> WHAT THE TASK ASKS
A line belongs in the answer if it contains "count"; copy every such line from the entries below.

> INFORMATION PROVIDED

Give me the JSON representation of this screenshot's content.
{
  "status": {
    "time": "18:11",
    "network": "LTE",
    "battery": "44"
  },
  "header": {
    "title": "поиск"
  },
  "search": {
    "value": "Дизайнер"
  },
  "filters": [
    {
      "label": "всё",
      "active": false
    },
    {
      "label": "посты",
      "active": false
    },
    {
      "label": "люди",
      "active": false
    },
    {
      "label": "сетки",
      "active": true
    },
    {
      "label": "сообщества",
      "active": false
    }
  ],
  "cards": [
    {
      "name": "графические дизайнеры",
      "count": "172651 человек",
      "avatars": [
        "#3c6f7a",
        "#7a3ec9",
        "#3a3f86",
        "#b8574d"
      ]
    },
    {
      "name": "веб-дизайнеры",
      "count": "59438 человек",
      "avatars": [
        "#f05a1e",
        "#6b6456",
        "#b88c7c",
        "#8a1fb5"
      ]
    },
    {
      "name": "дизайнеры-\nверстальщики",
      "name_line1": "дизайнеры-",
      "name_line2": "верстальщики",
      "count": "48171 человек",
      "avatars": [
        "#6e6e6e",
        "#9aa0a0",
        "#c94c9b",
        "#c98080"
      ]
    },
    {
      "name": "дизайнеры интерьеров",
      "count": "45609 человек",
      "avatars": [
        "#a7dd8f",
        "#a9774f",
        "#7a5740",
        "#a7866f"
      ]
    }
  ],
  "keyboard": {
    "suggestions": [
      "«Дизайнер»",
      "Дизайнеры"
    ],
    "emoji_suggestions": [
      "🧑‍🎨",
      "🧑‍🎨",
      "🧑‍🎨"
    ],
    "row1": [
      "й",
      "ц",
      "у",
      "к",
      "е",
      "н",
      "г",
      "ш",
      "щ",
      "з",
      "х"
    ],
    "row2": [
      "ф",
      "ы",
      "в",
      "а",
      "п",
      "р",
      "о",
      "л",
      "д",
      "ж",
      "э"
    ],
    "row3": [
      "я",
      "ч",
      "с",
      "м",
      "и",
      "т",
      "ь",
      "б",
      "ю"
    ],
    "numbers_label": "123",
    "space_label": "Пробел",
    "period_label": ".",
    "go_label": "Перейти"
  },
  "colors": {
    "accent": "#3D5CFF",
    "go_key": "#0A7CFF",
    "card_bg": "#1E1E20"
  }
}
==
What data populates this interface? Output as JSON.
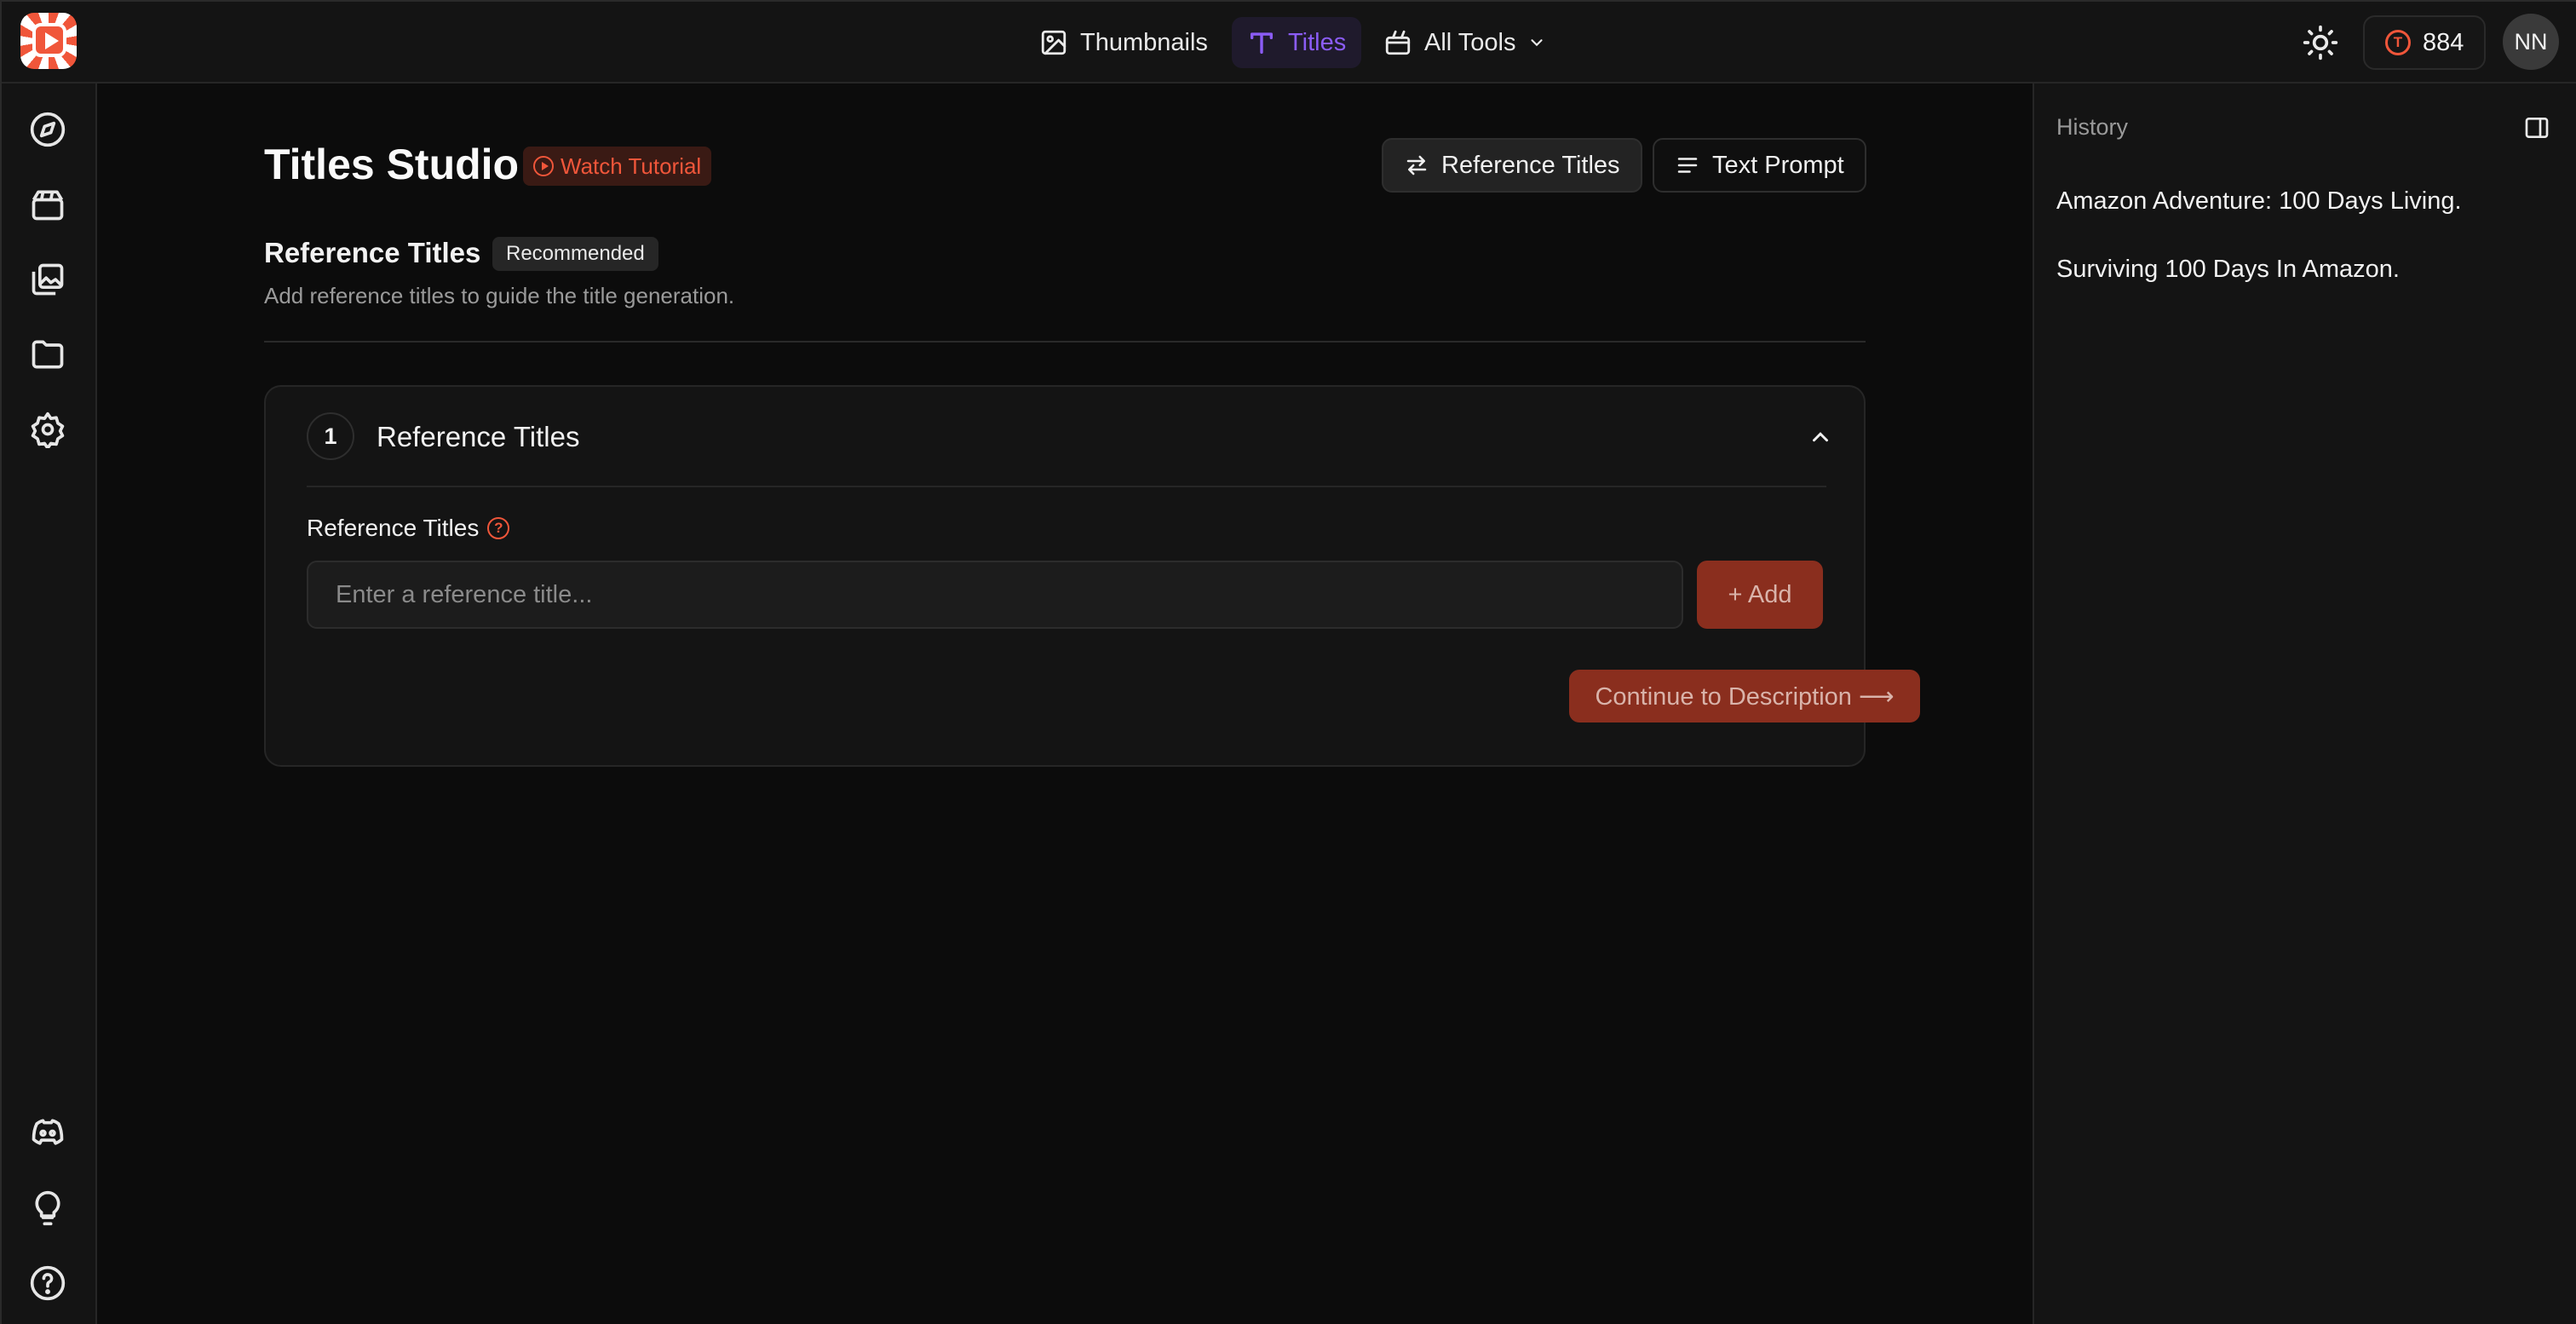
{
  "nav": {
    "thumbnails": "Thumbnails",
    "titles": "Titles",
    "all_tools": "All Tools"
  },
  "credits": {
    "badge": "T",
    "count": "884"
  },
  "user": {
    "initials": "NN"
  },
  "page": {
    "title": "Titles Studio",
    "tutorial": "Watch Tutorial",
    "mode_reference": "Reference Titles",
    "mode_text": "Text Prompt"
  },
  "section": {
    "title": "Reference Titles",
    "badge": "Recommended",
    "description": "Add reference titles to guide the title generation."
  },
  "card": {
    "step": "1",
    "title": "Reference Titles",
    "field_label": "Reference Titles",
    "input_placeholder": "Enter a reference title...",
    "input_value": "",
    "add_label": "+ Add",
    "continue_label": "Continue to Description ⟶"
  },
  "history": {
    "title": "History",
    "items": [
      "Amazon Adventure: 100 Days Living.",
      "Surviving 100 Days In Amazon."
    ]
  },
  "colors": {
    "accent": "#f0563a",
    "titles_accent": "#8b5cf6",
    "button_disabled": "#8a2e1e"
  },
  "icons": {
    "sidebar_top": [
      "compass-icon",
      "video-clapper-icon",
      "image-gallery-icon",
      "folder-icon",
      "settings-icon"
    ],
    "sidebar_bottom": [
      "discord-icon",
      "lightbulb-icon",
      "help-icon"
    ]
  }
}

> YOUR SOLUTION
      "count": "172651 человек",
      "count": "59438 человек",
      "count": "48171 человек",
      "count": "45609 человек",
    "count": "884"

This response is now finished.